Following an economic catastrophe in the early 2000s, the Republic of Argentina successfully restructured the vast majority of its more than $80 billion of debt, exchanging new bonds for those on which the crisis had forced default. In February 2012, Judge Thomas P. Griesa of the Southern District of New York, based on a boilerplate provision in the defaulted bonds known as the pari passu clause, enjoined Argentina from servicing its restructured debt without simultaneously making ratable payments to holdout creditors who had refused to participate in the exchange. This interpretation was unprecedented and, given the pari passu clause’s ubiquity in sovereign debt instruments, threatened to reverberate far beyond the specific facts of Argentina’s case. For nearly five years, anxious sovereigns and market participants were left to ponder the scope of these rulings. Most basically, would a sovereign debtor’s decision to pay some but not all of its creditors, taken alone, violate the pari passu clause?

Judge Griesa has now answered this crucial question. Following Argentina’s announcement, in February 2016, of a global proposal to settle its defaulted debt, a group of hedge funds brought suit, arguing in part that Argentina’s settlement with other creditors violated the pari passu clause. In White Hawthorne, Judge Griesa disagreed. The Court’s opinion confirmed that, absent aggravating circumstances—Judge Griesa mentioned specifically the “incendiary statements” and “harmful legislation” of Argentina’s former government—a sovereign debtor may pay some of its creditors and not others without running afoul of the pari passu clause. The decision does much to clarify the limits of the pari passu clause and deals a serious blow to creditors who would interpret the clause broadly to undermine future sovereign restructuring efforts.

The full article is available here.

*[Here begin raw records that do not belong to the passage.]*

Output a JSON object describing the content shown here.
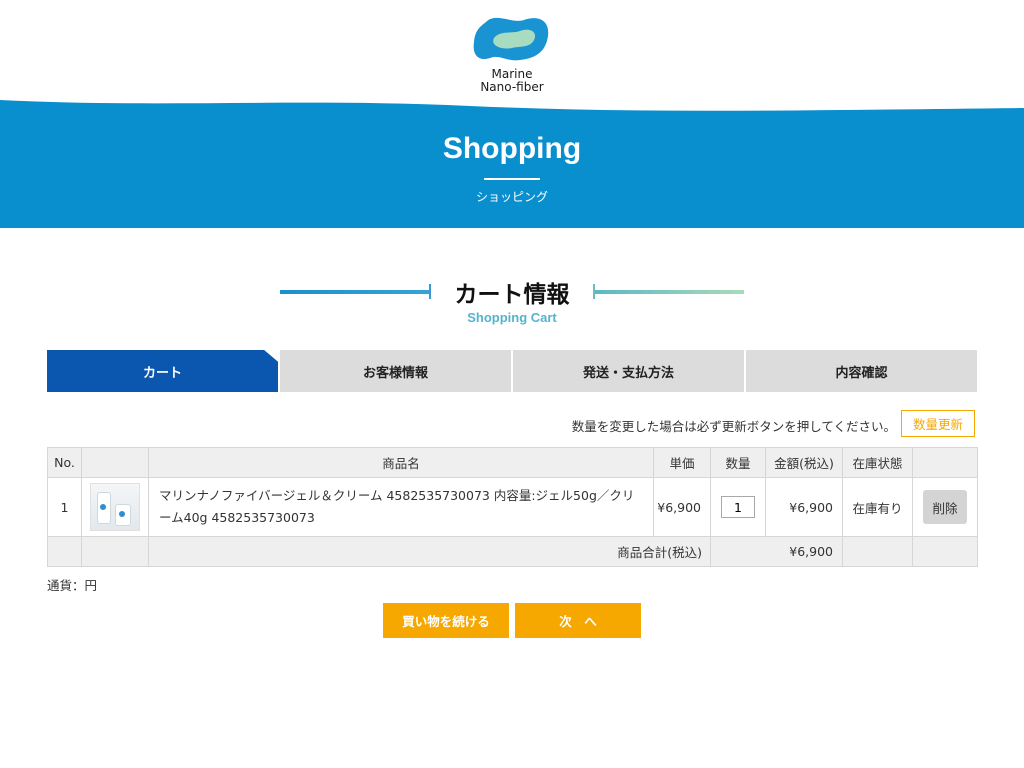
{
  "brand": {
    "logo_line1": "Marine",
    "logo_line2": "Nano-fiber",
    "colors": {
      "primary_blue": "#0a8fce",
      "step_active": "#0b56ae",
      "accent_orange": "#f6a800",
      "logo_green": "#a8dcc0"
    }
  },
  "hero": {
    "title": "Shopping",
    "subtitle": "ショッピング"
  },
  "section": {
    "title": "カート情報",
    "subtitle": "Shopping Cart"
  },
  "steps": [
    {
      "label": "カート",
      "active": true
    },
    {
      "label": "お客様情報",
      "active": false
    },
    {
      "label": "発送・支払方法",
      "active": false
    },
    {
      "label": "内容確認",
      "active": false
    }
  ],
  "update_notice": "数量を変更した場合は必ず更新ボタンを押してください。",
  "update_button": "数量更新",
  "table": {
    "headers": {
      "no": "No.",
      "image": "",
      "name": "商品名",
      "price": "単価",
      "qty": "数量",
      "amount": "金額(税込)",
      "stock": "在庫状態",
      "action": ""
    },
    "rows": [
      {
        "no": "1",
        "image_icon": "product-thumbnail",
        "name": "マリンナノファイバージェル＆クリーム 4582535730073 内容量:ジェル50g／クリーム40g 4582535730073",
        "price": "¥6,900",
        "qty": "1",
        "amount": "¥6,900",
        "stock": "在庫有り",
        "delete_label": "削除"
      }
    ],
    "total_label": "商品合計(税込)",
    "total_value": "¥6,900"
  },
  "currency_note": "通貨：円",
  "buttons": {
    "continue_shopping": "買い物を続ける",
    "next": "次　へ"
  }
}
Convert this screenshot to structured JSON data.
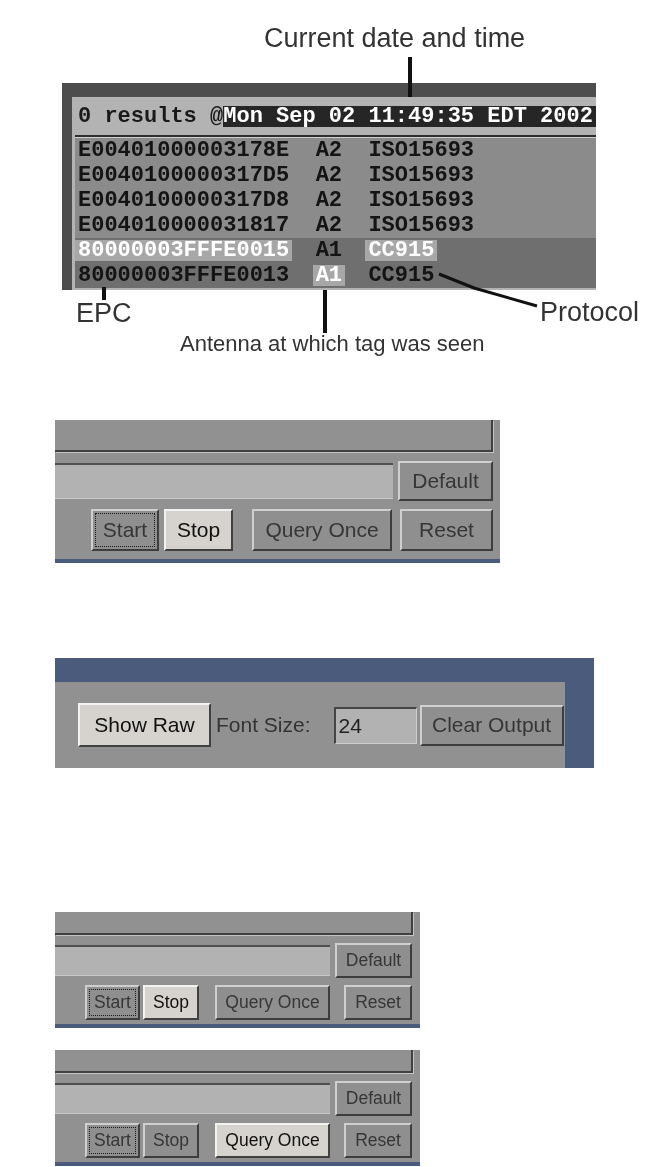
{
  "panels": [
    {
      "kind": "output",
      "caption": "Current date and time",
      "output": {
        "status": "0 results @",
        "timestamp": "Mon Sep 02 11:49:35 EDT 2002",
        "rows": [
          {
            "shaded": false,
            "cells": [
              {
                "text": "E00401000003178E",
                "highlighted": false
              },
              {
                "text": "A2",
                "highlighted": false
              },
              {
                "text": "ISO15693",
                "highlighted": false
              }
            ]
          },
          {
            "shaded": false,
            "cells": [
              {
                "text": "E0040100000317D5",
                "highlighted": false
              },
              {
                "text": "A2",
                "highlighted": false
              },
              {
                "text": "ISO15693",
                "highlighted": false
              }
            ]
          },
          {
            "shaded": false,
            "cells": [
              {
                "text": "E0040100000317D8",
                "highlighted": false
              },
              {
                "text": "A2",
                "highlighted": false
              },
              {
                "text": "ISO15693",
                "highlighted": false
              }
            ]
          },
          {
            "shaded": false,
            "cells": [
              {
                "text": "E004010000031817",
                "highlighted": false
              },
              {
                "text": "A2",
                "highlighted": false
              },
              {
                "text": "ISO15693",
                "highlighted": false
              }
            ]
          },
          {
            "shaded": true,
            "cells": [
              {
                "text": "80000003FFFE0015",
                "highlighted": true
              },
              {
                "text": "A1",
                "highlighted": false
              },
              {
                "text": "CC915",
                "highlighted": true
              }
            ]
          },
          {
            "shaded": true,
            "cells": [
              {
                "text": "80000003FFFE0013",
                "highlighted": false
              },
              {
                "text": "A1",
                "highlighted": true
              },
              {
                "text": "CC915",
                "highlighted": false
              }
            ]
          }
        ]
      },
      "callouts": [
        {
          "text": "EPC"
        },
        {
          "text": "Protocol"
        },
        {
          "text": "Antenna at which tag was seen"
        }
      ]
    },
    {
      "kind": "controls",
      "default_button": "Default",
      "buttons": [
        {
          "label": "Start",
          "focused": true,
          "selected": false
        },
        {
          "label": "Stop",
          "focused": false,
          "selected": true
        },
        {
          "label": "Query Once",
          "focused": false,
          "selected": false
        },
        {
          "label": "Reset",
          "focused": false,
          "selected": false
        }
      ]
    },
    {
      "kind": "display",
      "show_raw_button": {
        "label": "Show Raw",
        "selected": true
      },
      "font_size_label": "Font Size:",
      "font_size_field": {
        "value": "24"
      },
      "clear_button": {
        "label": "Clear Output",
        "selected": false
      }
    },
    {
      "kind": "controls",
      "default_button": "Default",
      "buttons": [
        {
          "label": "Start",
          "focused": true,
          "selected": false
        },
        {
          "label": "Stop",
          "focused": false,
          "selected": true
        },
        {
          "label": "Query Once",
          "focused": false,
          "selected": false
        },
        {
          "label": "Reset",
          "focused": false,
          "selected": false
        }
      ]
    },
    {
      "kind": "controls",
      "default_button": "Default",
      "buttons": [
        {
          "label": "Start",
          "focused": true,
          "selected": false
        },
        {
          "label": "Stop",
          "focused": false,
          "selected": false
        },
        {
          "label": "Query Once",
          "focused": false,
          "selected": true
        },
        {
          "label": "Reset",
          "focused": false,
          "selected": false
        }
      ]
    }
  ]
}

[1] The firm represented the Republic of Argentina in the matters described in the article. The views expressed here are solely those of the authors and do not necessarily reflect those of the firm or its clients.